● **How to complete this task**
Report only how many lines in the listing below contain the string "conferencing".

● **Raw data**
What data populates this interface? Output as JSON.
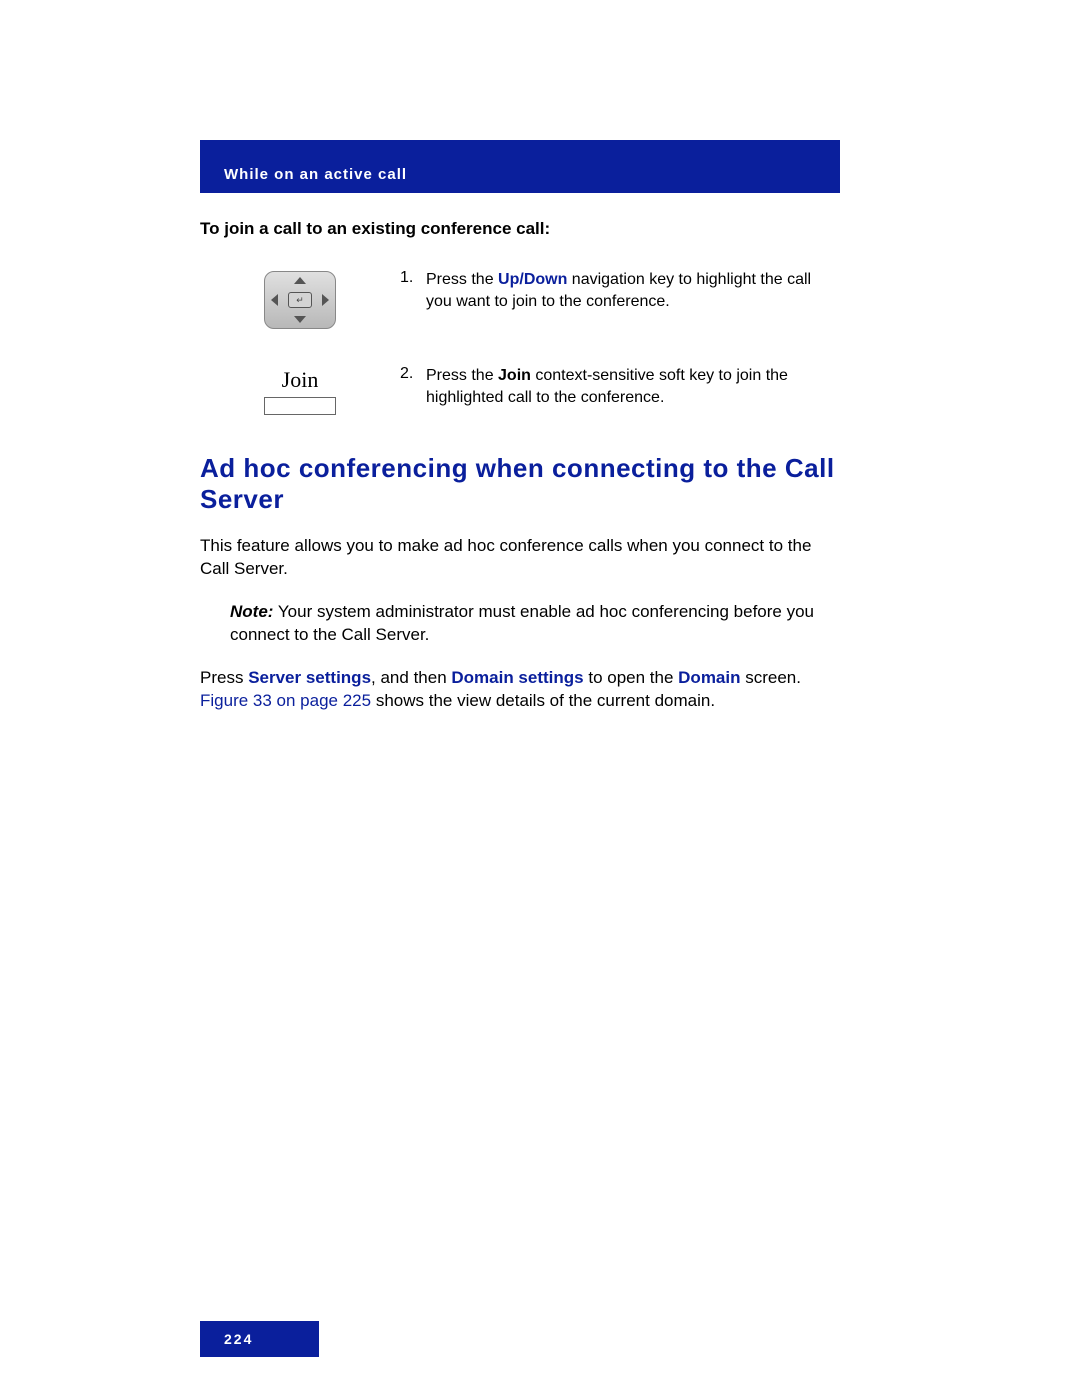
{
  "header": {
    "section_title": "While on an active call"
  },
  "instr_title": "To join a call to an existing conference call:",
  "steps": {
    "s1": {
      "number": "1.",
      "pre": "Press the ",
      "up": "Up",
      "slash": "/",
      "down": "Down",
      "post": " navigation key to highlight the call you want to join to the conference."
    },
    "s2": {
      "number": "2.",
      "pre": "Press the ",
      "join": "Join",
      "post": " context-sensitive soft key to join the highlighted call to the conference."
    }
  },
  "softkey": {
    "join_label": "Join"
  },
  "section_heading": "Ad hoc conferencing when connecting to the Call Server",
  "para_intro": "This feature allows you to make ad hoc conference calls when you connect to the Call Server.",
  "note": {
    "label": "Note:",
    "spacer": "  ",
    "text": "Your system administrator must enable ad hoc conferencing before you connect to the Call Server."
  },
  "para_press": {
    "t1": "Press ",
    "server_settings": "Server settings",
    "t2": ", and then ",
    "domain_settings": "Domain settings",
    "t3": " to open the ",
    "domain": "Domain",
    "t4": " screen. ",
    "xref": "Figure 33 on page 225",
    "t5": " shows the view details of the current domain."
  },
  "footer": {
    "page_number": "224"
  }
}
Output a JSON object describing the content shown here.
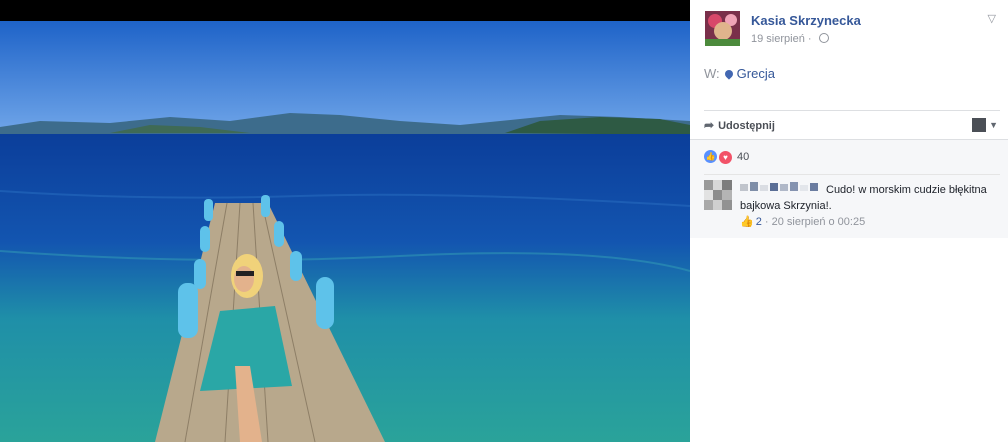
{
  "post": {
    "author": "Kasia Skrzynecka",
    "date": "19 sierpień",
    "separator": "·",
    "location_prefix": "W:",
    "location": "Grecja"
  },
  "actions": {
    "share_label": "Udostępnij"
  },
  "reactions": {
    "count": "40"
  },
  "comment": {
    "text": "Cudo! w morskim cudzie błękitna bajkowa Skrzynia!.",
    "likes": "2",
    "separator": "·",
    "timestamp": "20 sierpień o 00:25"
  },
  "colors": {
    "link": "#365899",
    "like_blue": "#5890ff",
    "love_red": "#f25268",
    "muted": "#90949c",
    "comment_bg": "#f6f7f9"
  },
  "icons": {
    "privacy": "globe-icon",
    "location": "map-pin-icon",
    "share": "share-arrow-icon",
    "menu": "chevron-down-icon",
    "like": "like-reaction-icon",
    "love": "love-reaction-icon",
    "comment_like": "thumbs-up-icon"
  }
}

● **Written solution**
2